This image is the cover for the book Eichmann's Executioner

Eichmann's Executioner

This acclaimed novel imagining the life of Israeli soldier Shalom Nagar explores the legacy of the Holocaust: “A fascinating book that doesn’t let you go” (Neue Deutschland, Germany).

In May 1962, twenty-two men gathered in Jerusalem to decide by lot who would be Adolf Eichmann’s executioner. These men had guarded the former Nazi SS lieutenant colonel during his imprisonment and trial, and with no trained executioners in Israel, it would fall to one of them to end Eichmann’s life. Shalom Nagar, the only one among them who had asked not to participate, drew the short straw.

Decades later, Nagar is living on the outskirts of Tel Aviv, haunted by his memory of Eichmann. He remembers watching him day and night, the way he ate, the way he slept—and the sound of the cord tensing around his neck. But as he tells and re-tells his story to anyone who will listen, he begins to doubt himself. When one of his friends, Moshe, reveals his link to Eichmann, Nagar is forced to reconsider everything he has ever believed about his past.

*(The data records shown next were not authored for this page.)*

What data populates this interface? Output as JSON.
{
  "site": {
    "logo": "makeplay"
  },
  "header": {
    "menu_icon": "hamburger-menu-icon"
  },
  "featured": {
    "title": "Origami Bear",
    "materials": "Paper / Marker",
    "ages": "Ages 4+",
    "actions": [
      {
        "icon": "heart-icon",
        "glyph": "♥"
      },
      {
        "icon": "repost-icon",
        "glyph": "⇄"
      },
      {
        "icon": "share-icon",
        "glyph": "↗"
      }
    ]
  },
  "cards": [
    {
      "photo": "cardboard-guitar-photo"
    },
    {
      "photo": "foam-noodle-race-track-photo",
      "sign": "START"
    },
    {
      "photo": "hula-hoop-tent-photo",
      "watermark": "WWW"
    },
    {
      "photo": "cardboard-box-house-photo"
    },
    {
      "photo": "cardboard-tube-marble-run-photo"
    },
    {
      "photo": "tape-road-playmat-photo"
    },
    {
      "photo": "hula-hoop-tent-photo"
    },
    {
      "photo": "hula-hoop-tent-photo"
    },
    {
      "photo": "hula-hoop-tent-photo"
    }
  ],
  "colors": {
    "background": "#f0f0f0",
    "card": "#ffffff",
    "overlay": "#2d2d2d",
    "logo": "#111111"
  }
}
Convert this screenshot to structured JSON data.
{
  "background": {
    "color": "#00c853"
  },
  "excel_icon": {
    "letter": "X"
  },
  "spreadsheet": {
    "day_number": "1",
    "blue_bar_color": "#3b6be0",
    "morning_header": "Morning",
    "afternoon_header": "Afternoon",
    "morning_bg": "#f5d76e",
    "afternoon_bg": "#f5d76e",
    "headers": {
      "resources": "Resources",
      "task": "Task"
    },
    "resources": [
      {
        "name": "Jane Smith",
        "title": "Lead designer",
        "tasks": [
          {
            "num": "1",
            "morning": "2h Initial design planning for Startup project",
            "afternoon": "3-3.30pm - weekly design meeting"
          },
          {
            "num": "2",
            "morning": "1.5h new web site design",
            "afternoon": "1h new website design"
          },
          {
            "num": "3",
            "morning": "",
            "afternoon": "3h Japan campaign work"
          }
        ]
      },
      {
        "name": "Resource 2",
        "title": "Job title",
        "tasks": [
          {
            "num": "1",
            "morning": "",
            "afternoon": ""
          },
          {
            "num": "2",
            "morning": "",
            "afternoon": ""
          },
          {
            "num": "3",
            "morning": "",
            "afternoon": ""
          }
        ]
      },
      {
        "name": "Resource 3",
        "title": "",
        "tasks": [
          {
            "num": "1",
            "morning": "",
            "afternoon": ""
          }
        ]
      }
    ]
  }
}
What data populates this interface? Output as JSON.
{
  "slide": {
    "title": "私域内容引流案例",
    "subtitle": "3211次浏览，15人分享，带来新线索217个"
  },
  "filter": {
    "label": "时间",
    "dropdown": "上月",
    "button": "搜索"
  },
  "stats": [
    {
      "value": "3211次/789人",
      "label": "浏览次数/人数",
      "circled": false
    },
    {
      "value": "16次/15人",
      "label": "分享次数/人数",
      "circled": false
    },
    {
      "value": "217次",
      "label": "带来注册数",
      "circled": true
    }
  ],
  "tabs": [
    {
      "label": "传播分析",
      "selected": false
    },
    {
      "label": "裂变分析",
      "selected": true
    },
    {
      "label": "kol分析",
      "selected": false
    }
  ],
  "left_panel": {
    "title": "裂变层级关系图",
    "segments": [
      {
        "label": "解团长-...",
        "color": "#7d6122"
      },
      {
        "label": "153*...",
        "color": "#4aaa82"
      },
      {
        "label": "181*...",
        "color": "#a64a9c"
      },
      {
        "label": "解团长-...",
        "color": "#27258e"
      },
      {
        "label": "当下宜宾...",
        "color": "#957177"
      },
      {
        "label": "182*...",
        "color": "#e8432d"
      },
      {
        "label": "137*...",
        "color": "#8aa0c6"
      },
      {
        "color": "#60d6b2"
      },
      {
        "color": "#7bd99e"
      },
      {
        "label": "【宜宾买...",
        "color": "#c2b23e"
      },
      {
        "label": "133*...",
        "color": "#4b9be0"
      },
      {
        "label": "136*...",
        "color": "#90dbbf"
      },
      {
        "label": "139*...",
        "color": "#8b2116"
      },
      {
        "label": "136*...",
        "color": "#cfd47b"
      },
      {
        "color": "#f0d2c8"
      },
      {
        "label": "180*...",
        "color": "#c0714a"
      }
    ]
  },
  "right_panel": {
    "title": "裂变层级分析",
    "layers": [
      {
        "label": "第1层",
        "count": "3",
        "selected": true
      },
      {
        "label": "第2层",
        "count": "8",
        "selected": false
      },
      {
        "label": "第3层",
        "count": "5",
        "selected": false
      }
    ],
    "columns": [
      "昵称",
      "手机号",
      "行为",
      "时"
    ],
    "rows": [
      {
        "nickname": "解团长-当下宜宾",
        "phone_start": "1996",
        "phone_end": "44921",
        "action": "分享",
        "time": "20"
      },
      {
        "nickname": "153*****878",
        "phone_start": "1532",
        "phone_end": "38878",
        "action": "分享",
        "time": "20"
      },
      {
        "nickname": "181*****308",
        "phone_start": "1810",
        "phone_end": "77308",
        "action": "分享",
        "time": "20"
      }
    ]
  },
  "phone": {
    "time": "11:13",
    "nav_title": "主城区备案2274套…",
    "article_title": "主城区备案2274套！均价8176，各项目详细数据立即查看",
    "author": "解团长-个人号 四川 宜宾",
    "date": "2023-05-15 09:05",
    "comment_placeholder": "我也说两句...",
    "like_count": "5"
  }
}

In the tradition of postwar trauma literature that includes Günter Grass’s The Tin Drum and Bernhard Schlink’s The Reader, Eichmann’s Executioner raises provocative questions about how we represent the past, and how those representations impinge upon the present.

“Both curiously transparent and full of secrets, a simultaneously dense yet airy fabric of cryptic threads and references. . . . Nothing is gratuitous in this book, nothing coincidental; all is intricately interlaced.” —Frankfurter Rundschau, Germany

Astrid Dehe, Achim Engstler

Astrid Dehe is a journalist, translator, and teacher. Achim Engstler is a university and adult education lecturer and writer. Dehe and Engstler have worked as a writing duo since 2008 and are the authors of two books in German. They live in Varel, Germany. This is their first book to be translated into English. Helen MacCormac has been a freelance translator since 1998 and lives in Kassel, Germany. Alyson Coombes translates contemporary German fiction and she lives in London.

The New Press